Again, I’m no expert. I’m just another dude on the internet with opinions and time to kill. Which means that now’s as good a moment as any to talk about a few more albums that I truly love. (They also seem to have passed the test of time with flying colors.)
Ergo, some of my favorite albums from 1986:
There were a couple of years there during high school where one of my mother’s closest friends, Joan, would give all of the teenagers in her life the same Christmas gift: whatever album was hot that year. Graceland was her gift du jour back in 1986, and it was my first taste of world music. I could not have asked for a better introduction. Graceland was the ideal sum of its parts: an experienced tunesmith learning new tricks in conjunction with the perfect cultural and political moment. And yet, this album also completely transcends its historical origins, and it sort of did that right from the get-go. That’s why it became a classic: because it operates in both a time and a league of its own.
I’ve written about this one before, and could write a lot more about it. Suffice it to say, this album rocks hard, funks hard, and slams hard. Even for those of us who witnessed the ascendance of Madonna in real time, hearing a woman be this fierce on record was still a startling, refreshing shock back in the day. Plus, you could dance to it and hum the whole thing pretty much after only one listen. In many ways, a perfect album.
The 1980s were very good to Prince. Or, maybe, Prince was very good to the 1980s, perhaps more so than any other artist of that decade. It’s easy to overlook Parade, since The Purple One made several other epochal albums during that era. But, don’t fall asleep on this one. It’s a party from start to finish, anchored by a pair of strong singles – “Kiss” and “Mountains” – and a bunch of other tracks that became fan favorites. This is dazzling, kaleidoscopic fun that showcases my favorite purple genius in full control.
The one-off that time forgot, and that’s a shame because it’s terrific.
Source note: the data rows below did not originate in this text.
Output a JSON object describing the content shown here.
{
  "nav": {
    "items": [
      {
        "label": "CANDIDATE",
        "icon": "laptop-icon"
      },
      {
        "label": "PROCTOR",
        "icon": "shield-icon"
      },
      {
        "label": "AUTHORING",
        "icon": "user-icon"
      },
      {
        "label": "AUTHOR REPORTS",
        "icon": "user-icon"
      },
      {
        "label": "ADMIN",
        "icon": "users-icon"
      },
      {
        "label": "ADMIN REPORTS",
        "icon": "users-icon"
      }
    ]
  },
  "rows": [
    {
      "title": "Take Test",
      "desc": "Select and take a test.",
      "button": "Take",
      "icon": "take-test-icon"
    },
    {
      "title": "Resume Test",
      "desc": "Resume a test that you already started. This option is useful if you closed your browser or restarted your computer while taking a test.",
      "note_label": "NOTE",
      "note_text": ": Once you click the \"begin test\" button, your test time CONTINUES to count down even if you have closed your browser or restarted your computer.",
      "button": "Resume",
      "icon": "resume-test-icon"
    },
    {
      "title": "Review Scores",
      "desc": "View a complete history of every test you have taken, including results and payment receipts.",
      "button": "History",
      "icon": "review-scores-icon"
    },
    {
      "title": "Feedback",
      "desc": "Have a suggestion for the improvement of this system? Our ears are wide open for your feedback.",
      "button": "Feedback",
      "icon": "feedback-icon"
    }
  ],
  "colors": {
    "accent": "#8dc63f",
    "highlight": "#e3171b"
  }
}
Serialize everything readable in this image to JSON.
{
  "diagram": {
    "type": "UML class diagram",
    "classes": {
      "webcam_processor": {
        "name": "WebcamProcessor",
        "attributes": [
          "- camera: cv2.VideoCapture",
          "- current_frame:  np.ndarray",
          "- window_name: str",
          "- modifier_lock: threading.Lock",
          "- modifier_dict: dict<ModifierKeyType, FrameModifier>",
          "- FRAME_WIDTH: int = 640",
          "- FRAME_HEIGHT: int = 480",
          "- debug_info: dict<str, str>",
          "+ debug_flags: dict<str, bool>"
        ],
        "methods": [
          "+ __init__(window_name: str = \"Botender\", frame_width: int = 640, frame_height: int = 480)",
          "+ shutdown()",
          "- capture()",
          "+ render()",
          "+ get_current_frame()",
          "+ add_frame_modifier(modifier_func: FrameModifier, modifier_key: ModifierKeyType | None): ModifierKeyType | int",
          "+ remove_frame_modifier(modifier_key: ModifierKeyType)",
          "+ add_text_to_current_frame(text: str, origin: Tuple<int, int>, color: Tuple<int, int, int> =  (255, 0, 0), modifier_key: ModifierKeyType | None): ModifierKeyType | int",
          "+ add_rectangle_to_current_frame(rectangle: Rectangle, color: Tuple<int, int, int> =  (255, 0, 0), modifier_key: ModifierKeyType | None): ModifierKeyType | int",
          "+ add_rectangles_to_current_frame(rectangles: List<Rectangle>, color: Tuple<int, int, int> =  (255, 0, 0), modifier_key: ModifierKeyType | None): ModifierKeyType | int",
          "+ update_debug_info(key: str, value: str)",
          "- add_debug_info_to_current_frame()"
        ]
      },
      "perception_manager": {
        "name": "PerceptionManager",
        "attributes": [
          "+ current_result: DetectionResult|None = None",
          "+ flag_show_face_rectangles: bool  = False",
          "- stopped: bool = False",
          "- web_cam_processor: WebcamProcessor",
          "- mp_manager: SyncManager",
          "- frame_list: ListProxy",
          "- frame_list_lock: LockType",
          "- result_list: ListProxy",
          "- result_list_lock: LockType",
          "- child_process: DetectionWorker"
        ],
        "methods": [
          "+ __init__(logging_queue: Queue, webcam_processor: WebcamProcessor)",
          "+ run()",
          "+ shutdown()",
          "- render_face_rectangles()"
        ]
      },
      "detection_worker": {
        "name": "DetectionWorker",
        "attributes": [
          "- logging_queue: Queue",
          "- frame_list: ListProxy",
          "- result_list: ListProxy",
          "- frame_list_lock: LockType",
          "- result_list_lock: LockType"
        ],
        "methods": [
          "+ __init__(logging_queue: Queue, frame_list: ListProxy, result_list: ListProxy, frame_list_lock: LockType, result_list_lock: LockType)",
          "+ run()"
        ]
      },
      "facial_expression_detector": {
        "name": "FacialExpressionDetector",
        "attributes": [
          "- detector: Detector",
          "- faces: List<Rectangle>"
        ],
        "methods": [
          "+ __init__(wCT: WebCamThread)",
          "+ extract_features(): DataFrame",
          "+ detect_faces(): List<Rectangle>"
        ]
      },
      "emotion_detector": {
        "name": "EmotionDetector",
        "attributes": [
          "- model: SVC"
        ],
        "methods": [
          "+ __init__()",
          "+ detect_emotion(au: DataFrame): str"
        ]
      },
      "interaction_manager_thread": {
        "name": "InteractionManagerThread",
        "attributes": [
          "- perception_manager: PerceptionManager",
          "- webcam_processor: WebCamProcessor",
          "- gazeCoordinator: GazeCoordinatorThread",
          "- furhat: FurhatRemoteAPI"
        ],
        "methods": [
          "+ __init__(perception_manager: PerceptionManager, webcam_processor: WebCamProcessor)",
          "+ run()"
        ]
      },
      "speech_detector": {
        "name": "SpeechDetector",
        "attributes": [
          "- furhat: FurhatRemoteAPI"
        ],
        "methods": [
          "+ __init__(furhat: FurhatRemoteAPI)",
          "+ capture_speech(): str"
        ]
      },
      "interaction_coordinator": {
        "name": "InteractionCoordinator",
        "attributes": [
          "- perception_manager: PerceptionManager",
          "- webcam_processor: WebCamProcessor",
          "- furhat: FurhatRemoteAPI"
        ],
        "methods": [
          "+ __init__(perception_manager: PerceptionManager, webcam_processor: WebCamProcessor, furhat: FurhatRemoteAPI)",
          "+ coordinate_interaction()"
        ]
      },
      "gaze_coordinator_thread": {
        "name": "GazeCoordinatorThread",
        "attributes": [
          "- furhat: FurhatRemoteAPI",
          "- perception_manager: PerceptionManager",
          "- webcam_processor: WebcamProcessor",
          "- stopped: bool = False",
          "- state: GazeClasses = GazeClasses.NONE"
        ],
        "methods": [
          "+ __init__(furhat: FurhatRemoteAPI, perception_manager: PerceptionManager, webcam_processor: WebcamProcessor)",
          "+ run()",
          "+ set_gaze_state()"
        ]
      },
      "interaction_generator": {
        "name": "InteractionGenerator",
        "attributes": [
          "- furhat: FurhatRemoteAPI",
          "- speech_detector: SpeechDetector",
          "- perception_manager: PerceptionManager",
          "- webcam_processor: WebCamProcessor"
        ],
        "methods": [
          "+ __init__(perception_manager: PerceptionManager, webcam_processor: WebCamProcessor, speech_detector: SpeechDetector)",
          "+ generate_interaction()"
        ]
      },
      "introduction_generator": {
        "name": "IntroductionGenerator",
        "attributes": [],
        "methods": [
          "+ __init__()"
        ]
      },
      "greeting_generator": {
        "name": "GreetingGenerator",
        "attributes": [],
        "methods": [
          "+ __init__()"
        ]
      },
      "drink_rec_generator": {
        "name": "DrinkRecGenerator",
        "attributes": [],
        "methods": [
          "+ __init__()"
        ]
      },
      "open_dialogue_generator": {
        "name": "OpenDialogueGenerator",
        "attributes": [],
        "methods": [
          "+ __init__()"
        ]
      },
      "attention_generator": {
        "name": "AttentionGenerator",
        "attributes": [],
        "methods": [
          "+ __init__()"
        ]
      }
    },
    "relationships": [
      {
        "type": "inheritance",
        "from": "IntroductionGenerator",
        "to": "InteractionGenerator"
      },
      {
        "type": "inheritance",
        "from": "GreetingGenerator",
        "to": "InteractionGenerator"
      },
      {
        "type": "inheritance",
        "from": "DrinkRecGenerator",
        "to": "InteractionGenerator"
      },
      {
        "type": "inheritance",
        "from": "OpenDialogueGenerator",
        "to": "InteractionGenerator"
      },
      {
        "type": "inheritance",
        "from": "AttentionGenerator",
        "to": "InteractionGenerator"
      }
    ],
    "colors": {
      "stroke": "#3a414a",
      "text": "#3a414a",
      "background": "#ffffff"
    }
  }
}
Songwriters David Baerwald and David Ricketts teamed up for a one-time-only album that can be best described as L.A. by night. Their tales of “beautiful-loser mythology” (thank you, Robert Christgau) are fertile sonic territory for moody atmospherics and surprising hooks. Every song sounds like it should have its own video made up of people either drinking silently by themselves or driving through Los Angeles after dark in a convertible with the top down. And, I mean that as a compliment. This is a gem of a record that shouldn’t be overlooked.
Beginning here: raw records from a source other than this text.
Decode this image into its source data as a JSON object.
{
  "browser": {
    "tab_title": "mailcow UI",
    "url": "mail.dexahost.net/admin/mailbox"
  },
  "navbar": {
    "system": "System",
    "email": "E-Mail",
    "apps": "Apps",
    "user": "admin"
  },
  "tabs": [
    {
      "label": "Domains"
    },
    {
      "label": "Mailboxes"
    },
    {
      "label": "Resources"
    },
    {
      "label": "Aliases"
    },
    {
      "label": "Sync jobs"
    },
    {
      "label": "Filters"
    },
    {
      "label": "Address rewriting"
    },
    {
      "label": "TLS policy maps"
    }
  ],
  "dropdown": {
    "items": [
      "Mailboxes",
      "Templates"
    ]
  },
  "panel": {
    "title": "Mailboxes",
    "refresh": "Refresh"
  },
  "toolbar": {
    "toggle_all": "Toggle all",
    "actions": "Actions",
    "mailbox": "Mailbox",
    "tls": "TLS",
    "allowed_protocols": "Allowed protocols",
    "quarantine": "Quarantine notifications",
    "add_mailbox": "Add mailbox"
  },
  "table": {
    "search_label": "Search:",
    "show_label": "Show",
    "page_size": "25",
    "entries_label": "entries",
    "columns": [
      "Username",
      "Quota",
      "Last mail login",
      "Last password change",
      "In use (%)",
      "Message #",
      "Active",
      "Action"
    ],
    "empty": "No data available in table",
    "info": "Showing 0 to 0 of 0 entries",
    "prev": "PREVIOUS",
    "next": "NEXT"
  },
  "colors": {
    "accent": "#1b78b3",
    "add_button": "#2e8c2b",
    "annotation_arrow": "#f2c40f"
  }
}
There are so many things I could say about this album. It was the moment where XTC finally embraced their obsessions with The Beatles and 1960s psychedelia full on. It was also the moment where they settled comfortably into life as a studio band, and began trying new sounds, textures, and arrangements they knew they’d never have to play live (much like, ahem, The Beatles). It was the record where frontman Andy Partridge famously clashed with producer Todd Rundgren (another Beatles stan) behind the scenes. But, the end result was a dazzling song cycle that revealed an accomplished level of pop craft underneath the band’s new wave beginnings. Plus, it featured “Dear God,” a single that prompted one of the better pop music controversies of the decade. Well done, lads.